WHAT IS NEEDED: The entries below are to be restated exactly, and their images are to be omitted.

EXERCISE DATA:
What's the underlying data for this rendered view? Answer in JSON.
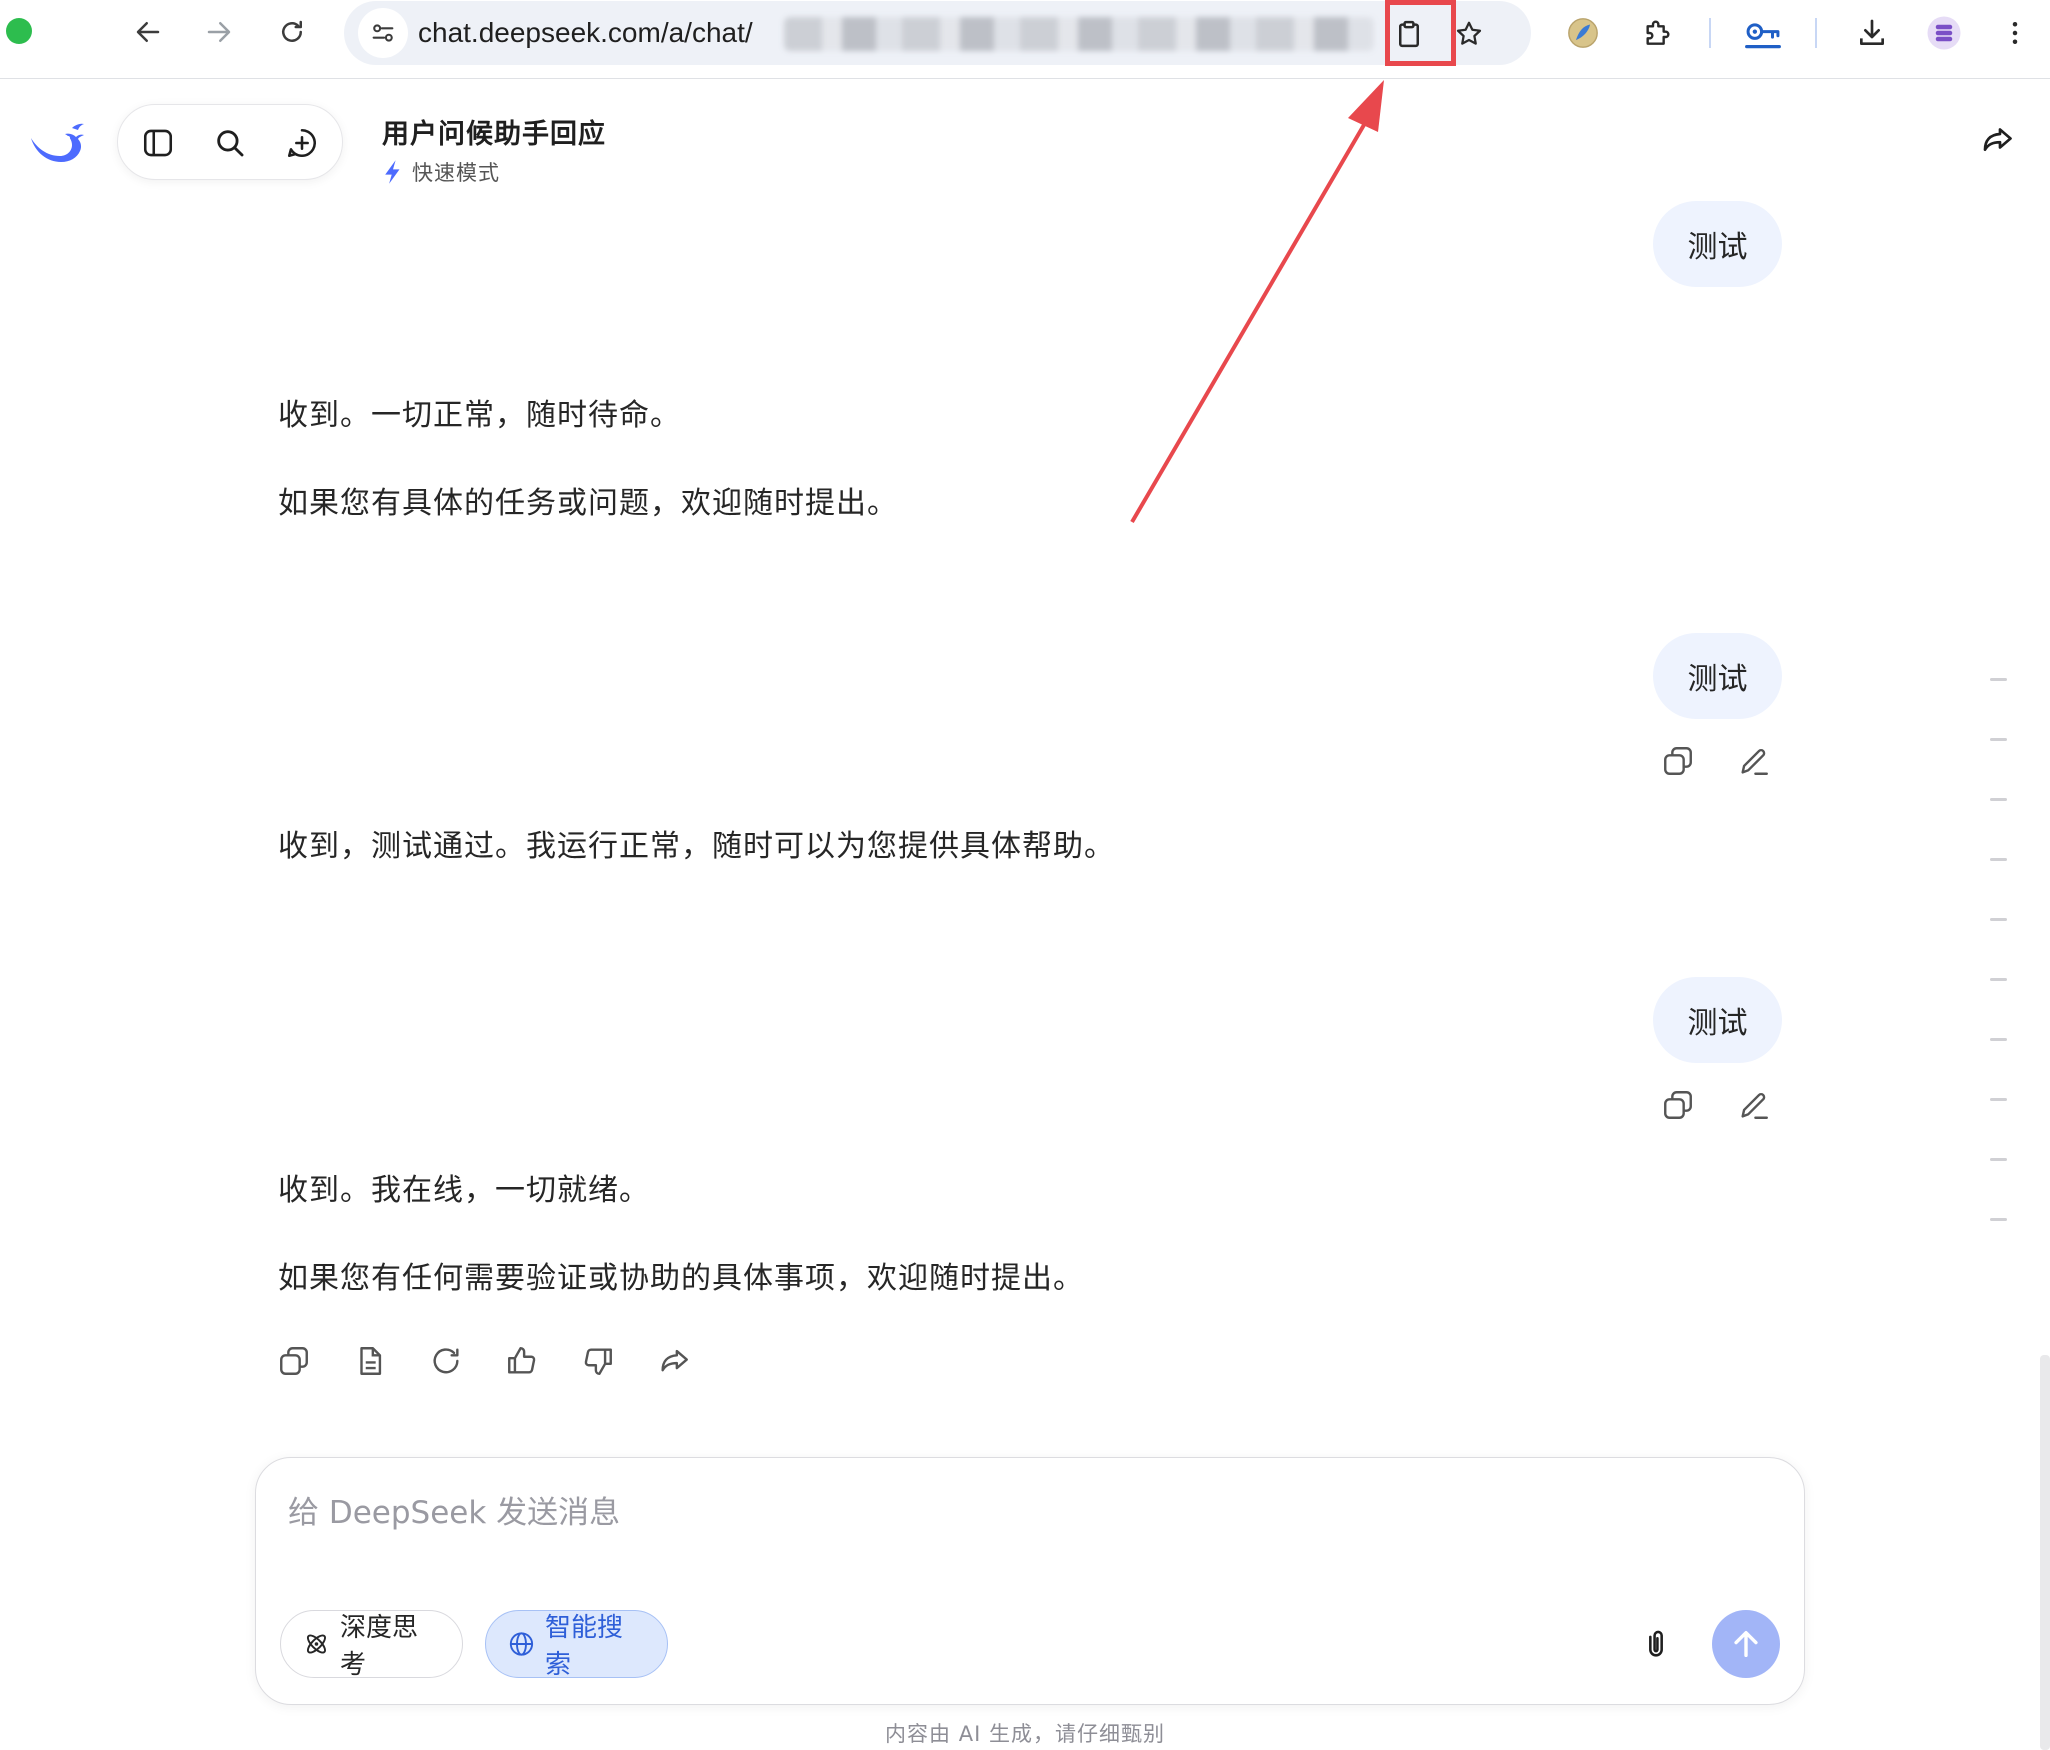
{
  "browser": {
    "url_visible": "chat.deepseek.com/a/chat/",
    "icons": {
      "back": "arrow-left-icon",
      "forward": "arrow-right-icon",
      "reload": "reload-icon",
      "site_info": "tune-icon",
      "clipboard": "clipboard-icon",
      "bookmark": "star-icon",
      "extension_1": "colorful-sphere-extension-icon",
      "extensions": "puzzle-icon",
      "password_manager": "key-icon",
      "downloads": "download-icon",
      "profile": "stack-avatar-icon",
      "menu": "kebab-menu-icon"
    },
    "highlight_color": "#e8484d"
  },
  "app": {
    "title": "用户问候助手回应",
    "mode_label": "快速模式",
    "icons": {
      "logo": "deepseek-whale-logo",
      "sidebar_toggle": "sidebar-icon",
      "search": "search-icon",
      "new_chat": "new-chat-icon",
      "share": "share-icon"
    },
    "accent_color": "#4d6bfe"
  },
  "conversation": [
    {
      "role": "user",
      "text": "测试"
    },
    {
      "role": "assistant",
      "lines": [
        "收到。一切正常，随时待命。",
        "如果您有具体的任务或问题，欢迎随时提出。"
      ]
    },
    {
      "role": "user",
      "text": "测试",
      "actions": [
        "copy-icon",
        "edit-icon"
      ]
    },
    {
      "role": "assistant",
      "lines": [
        "收到，测试通过。我运行正常，随时可以为您提供具体帮助。"
      ]
    },
    {
      "role": "user",
      "text": "测试",
      "actions": [
        "copy-icon",
        "edit-icon"
      ]
    },
    {
      "role": "assistant",
      "lines": [
        "收到。我在线，一切就绪。",
        "如果您有任何需要验证或协助的具体事项，欢迎随时提出。"
      ],
      "actions": [
        "copy-icon",
        "document-icon",
        "regenerate-icon",
        "thumbs-up-icon",
        "thumbs-down-icon",
        "share-icon"
      ]
    }
  ],
  "composer": {
    "placeholder": "给 DeepSeek 发送消息",
    "value": "",
    "deep_think_label": "深度思考",
    "smart_search_label": "智能搜索",
    "smart_search_active": true,
    "icons": {
      "deep_think": "atom-icon",
      "smart_search": "globe-icon",
      "attach": "paperclip-icon",
      "send": "arrow-up-icon"
    },
    "send_color": "#a2b5f7"
  },
  "disclaimer": "内容由 AI 生成，请仔细甄别"
}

RESULT BELOW:
What's the underlying data for this rendered view? Answer in JSON.
{
  "browser": {
    "url_visible": "chat.deepseek.com/a/chat/",
    "icons": {
      "back": "arrow-left-icon",
      "forward": "arrow-right-icon",
      "reload": "reload-icon",
      "site_info": "tune-icon",
      "clipboard": "clipboard-icon",
      "bookmark": "star-icon",
      "extension_1": "colorful-sphere-extension-icon",
      "extensions": "puzzle-icon",
      "password_manager": "key-icon",
      "downloads": "download-icon",
      "profile": "stack-avatar-icon",
      "menu": "kebab-menu-icon"
    },
    "highlight_color": "#e8484d"
  },
  "app": {
    "title": "用户问候助手回应",
    "mode_label": "快速模式",
    "icons": {
      "logo": "deepseek-whale-logo",
      "sidebar_toggle": "sidebar-icon",
      "search": "search-icon",
      "new_chat": "new-chat-icon",
      "share": "share-icon"
    },
    "accent_color": "#4d6bfe"
  },
  "conversation": [
    {
      "role": "user",
      "text": "测试"
    },
    {
      "role": "assistant",
      "lines": [
        "收到。一切正常，随时待命。",
        "如果您有具体的任务或问题，欢迎随时提出。"
      ]
    },
    {
      "role": "user",
      "text": "测试",
      "actions": [
        "copy-icon",
        "edit-icon"
      ]
    },
    {
      "role": "assistant",
      "lines": [
        "收到，测试通过。我运行正常，随时可以为您提供具体帮助。"
      ]
    },
    {
      "role": "user",
      "text": "测试",
      "actions": [
        "copy-icon",
        "edit-icon"
      ]
    },
    {
      "role": "assistant",
      "lines": [
        "收到。我在线，一切就绪。",
        "如果您有任何需要验证或协助的具体事项，欢迎随时提出。"
      ],
      "actions": [
        "copy-icon",
        "document-icon",
        "regenerate-icon",
        "thumbs-up-icon",
        "thumbs-down-icon",
        "share-icon"
      ]
    }
  ],
  "composer": {
    "placeholder": "给 DeepSeek 发送消息",
    "value": "",
    "deep_think_label": "深度思考",
    "smart_search_label": "智能搜索",
    "smart_search_active": true,
    "icons": {
      "deep_think": "atom-icon",
      "smart_search": "globe-icon",
      "attach": "paperclip-icon",
      "send": "arrow-up-icon"
    },
    "send_color": "#a2b5f7"
  },
  "disclaimer": "内容由 AI 生成，请仔细甄别"
}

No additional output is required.